Interface dataset entries:
------------------------------

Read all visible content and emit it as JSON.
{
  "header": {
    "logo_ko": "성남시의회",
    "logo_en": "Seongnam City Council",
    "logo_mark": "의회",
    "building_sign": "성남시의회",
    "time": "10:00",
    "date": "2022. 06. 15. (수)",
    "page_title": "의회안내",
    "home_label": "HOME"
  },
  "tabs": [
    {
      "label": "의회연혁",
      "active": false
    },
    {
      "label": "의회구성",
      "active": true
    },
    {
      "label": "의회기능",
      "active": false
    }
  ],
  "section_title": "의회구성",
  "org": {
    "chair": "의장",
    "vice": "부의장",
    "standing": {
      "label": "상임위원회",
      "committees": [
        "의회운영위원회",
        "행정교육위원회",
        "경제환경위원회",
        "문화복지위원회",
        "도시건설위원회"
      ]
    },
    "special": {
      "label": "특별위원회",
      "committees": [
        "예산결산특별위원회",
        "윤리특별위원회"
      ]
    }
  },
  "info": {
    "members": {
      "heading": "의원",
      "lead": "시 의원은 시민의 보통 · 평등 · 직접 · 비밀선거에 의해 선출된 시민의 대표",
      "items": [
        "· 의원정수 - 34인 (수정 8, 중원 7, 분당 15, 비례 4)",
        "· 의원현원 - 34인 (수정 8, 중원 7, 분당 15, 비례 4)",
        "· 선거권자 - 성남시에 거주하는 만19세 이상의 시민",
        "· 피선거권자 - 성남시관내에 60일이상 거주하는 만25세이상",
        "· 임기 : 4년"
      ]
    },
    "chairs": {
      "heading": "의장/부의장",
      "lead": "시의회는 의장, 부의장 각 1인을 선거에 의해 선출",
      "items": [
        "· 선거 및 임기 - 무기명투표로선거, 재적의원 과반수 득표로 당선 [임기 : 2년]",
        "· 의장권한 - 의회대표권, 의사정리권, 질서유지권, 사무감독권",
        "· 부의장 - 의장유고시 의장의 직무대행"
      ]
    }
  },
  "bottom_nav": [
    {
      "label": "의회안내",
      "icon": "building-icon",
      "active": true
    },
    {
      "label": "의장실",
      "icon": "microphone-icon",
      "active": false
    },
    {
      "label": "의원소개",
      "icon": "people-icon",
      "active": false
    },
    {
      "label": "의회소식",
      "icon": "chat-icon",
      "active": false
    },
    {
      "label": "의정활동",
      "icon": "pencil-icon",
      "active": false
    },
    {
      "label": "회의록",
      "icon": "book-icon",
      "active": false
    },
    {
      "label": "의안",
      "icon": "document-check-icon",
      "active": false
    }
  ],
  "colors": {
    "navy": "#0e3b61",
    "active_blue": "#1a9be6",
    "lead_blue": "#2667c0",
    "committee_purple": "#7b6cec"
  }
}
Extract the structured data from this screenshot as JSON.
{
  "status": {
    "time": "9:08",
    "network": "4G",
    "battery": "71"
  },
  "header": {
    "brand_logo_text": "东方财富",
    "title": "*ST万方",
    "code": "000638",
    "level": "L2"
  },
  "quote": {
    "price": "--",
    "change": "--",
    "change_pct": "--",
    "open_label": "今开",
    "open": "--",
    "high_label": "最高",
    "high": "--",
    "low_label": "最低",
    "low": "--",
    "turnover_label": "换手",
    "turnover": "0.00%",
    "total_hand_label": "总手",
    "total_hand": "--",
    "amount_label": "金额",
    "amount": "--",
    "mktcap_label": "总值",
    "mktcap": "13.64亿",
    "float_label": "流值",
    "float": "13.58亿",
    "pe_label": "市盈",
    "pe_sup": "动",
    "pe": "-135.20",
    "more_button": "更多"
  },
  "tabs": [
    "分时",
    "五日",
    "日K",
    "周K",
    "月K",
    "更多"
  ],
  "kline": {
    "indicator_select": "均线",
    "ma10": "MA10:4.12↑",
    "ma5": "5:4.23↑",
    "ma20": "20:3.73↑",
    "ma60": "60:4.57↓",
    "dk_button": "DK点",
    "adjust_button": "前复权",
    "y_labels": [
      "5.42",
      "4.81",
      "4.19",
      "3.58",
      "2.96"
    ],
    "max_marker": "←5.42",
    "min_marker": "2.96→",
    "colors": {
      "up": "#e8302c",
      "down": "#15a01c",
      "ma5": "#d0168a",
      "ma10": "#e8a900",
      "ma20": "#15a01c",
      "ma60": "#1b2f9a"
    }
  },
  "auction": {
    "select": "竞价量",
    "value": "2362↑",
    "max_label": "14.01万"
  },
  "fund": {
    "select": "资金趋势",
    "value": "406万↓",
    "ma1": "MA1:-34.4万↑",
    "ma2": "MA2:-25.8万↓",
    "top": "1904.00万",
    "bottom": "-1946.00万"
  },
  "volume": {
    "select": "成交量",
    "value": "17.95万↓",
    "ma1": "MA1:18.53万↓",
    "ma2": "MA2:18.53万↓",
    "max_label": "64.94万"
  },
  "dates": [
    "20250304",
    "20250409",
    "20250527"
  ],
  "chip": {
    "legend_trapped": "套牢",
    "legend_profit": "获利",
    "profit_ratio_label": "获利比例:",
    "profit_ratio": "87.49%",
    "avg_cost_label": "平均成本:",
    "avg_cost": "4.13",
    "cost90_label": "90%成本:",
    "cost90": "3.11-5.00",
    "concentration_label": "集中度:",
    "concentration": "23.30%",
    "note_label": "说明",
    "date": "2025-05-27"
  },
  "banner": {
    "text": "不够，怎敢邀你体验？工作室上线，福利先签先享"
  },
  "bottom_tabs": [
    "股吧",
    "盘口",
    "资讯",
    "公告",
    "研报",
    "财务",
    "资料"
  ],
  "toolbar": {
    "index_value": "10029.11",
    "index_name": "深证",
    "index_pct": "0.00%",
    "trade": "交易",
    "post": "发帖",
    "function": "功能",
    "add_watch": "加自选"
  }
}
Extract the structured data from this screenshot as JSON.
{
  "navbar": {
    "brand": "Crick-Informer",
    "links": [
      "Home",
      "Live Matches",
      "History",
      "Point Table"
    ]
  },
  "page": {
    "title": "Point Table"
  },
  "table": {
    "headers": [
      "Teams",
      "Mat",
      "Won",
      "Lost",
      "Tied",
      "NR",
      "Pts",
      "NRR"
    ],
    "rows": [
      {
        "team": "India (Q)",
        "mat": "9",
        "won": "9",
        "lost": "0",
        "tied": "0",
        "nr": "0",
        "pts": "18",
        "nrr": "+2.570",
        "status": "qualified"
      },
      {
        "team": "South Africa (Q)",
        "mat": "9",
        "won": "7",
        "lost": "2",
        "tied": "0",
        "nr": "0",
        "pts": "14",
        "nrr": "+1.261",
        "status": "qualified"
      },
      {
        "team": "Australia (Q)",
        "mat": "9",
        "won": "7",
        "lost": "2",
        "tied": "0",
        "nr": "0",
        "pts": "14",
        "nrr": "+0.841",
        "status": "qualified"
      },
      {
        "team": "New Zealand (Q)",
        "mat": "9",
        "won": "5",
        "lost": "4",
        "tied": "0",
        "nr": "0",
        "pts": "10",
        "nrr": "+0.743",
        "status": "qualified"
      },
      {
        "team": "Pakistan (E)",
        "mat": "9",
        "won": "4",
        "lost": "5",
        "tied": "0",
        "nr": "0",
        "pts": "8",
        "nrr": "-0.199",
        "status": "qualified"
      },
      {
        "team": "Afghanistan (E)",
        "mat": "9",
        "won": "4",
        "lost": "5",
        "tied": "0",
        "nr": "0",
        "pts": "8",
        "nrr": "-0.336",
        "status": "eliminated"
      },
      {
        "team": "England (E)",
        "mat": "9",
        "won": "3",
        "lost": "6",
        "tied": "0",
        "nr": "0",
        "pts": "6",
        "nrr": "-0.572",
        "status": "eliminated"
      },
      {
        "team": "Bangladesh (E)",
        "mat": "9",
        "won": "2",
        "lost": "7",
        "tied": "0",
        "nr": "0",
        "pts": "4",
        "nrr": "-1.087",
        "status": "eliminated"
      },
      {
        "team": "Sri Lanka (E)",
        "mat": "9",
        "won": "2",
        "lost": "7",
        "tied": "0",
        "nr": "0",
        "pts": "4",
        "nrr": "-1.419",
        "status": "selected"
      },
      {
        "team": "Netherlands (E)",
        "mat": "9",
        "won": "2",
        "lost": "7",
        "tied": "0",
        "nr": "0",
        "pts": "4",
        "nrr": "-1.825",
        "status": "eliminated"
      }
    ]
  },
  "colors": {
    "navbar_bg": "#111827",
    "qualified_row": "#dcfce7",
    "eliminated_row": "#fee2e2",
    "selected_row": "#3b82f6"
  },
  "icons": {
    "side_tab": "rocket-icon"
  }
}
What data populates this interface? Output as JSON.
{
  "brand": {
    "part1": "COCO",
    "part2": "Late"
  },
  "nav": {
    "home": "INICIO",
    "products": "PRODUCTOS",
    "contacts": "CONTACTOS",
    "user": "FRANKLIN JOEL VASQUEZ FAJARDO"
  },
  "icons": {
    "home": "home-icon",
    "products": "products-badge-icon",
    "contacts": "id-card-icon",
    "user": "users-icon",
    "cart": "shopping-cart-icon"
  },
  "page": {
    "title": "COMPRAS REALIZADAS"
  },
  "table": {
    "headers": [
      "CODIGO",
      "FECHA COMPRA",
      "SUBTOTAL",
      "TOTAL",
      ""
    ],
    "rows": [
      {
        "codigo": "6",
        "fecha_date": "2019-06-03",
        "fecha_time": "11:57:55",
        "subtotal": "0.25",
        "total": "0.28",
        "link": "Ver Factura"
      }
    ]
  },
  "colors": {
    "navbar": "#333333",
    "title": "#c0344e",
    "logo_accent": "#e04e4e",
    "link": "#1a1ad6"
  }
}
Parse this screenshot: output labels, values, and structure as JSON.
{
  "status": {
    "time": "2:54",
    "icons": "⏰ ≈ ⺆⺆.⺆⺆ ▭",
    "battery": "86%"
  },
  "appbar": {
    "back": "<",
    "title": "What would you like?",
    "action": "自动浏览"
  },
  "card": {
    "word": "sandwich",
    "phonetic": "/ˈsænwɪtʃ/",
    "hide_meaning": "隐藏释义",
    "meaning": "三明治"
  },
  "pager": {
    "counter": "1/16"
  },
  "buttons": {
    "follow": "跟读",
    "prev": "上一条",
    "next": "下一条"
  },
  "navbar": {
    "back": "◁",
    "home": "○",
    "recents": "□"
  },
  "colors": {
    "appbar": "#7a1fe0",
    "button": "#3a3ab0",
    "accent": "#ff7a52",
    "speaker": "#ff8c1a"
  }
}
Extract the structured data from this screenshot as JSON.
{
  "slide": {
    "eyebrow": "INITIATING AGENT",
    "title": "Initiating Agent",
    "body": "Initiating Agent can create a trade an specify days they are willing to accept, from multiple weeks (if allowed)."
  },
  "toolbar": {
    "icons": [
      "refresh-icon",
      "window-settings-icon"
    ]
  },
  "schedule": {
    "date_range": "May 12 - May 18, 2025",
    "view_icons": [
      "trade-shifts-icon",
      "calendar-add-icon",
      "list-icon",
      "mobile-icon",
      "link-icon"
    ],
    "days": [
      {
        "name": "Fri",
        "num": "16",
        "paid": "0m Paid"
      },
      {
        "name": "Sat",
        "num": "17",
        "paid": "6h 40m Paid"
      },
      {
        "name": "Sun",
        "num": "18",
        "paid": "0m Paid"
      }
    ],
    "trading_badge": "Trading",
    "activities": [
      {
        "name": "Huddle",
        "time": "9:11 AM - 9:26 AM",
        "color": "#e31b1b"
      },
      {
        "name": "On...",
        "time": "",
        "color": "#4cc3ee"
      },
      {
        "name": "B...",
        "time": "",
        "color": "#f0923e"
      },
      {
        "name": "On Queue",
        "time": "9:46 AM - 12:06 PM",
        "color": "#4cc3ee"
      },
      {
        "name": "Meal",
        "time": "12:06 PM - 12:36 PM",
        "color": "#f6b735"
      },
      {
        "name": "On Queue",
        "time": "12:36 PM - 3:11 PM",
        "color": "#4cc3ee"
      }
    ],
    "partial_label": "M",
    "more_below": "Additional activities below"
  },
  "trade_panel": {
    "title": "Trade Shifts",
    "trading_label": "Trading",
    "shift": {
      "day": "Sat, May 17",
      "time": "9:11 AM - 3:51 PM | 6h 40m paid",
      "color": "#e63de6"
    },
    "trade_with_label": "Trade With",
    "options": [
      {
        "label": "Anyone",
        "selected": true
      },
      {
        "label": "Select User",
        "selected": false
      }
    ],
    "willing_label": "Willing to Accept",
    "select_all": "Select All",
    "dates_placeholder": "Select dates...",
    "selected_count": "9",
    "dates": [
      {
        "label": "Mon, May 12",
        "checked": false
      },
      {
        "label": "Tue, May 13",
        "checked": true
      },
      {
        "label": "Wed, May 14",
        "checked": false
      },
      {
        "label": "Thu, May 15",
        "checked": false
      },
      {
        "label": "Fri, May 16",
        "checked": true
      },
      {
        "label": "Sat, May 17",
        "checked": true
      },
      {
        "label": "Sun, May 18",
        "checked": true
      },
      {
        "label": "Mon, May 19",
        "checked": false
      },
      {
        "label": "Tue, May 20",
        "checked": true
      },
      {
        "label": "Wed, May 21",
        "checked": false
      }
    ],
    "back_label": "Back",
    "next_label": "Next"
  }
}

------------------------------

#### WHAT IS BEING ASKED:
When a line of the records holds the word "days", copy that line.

#### EXERCISE ANSWER:
    "body": "Initiating Agent can create a trade an specify days they are willing to accept, from multiple weeks (if allowed)."
    "days": [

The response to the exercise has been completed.